Wednesday April 3rd is World Autism Day and the Guardian has assembled a number of resources designed to help teachers support those affected and ensure all students understand the disorder.
The condition affects more than 700,000 people in the UK and has an impact on communication and social interaction. As it has no physical signs, however, some students can find it difficult to understand.
Special educational needs (SEN) website Humans not Robots has an autism spectrum disorder (ASD)-friendly classroom presentation which raises awareness of some of the needs and difficulties of those with ASD.
It emphasises the need for an individualised approach to those with the condition but also includes some general strategies such as beginning lessons with short, fun and factual activities that provide immediate structure and awarding points for meeting pre-agreed targets.
The guide explains what ASD is and its impact on communication, social and thinking skills. It advises changing the classroom environment to reduce background noise, use natural lighting and avoiding "busy" displays or posters.
Practical advice for those in education jobs is available from the Autism Education Trust. Details are provided on the SPELL framework, which was developed by the National Autistic Society to help professionals respond to those with ASD.
SPELL is aimed at reducing the anxiety a child with the condition may experience and to help them work effectively in an environment in which they feel safe. The framework focuses on structure, positive behaviour, empathy, low arousal, and links with home.
Ambitious About Autism has produced a resource called Woodfer's World which aims to reduce the risk of bullying. It focuses on 'neurodiversity' and the different ways in which people perceive the world.

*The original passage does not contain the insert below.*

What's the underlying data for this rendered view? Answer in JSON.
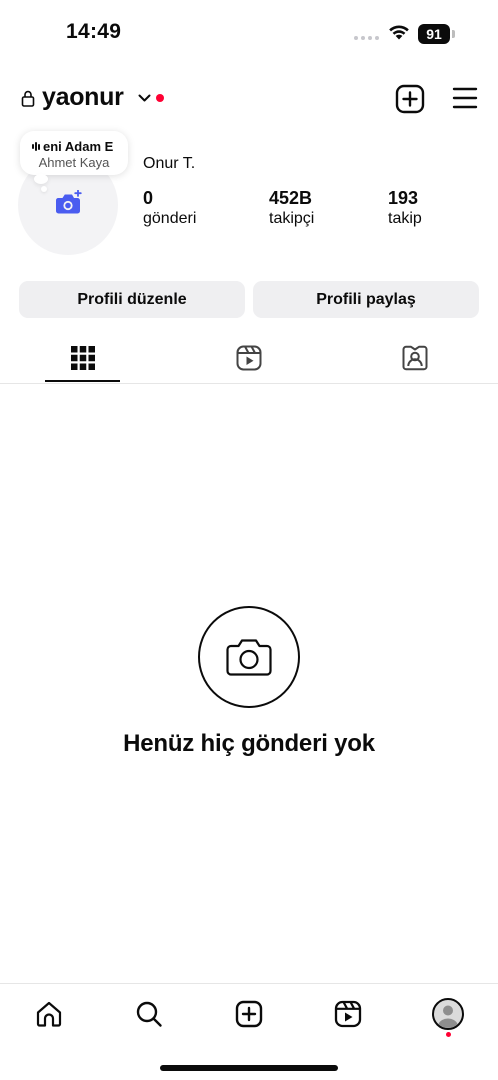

Research has shown that more than 70 per cent of people with ASD are taught in mainstream schools and 40 per cent of those are bullied.
Educational charity Film Club has a number of resources that could help secondary school students understand ASD, including Mary and Max, a stop-motion movie featuring a character with Asperger's Syndrome.
The World Autism Awareness Day website has a number of resources with information and ideas about the condition.
Posted by Theo Foulds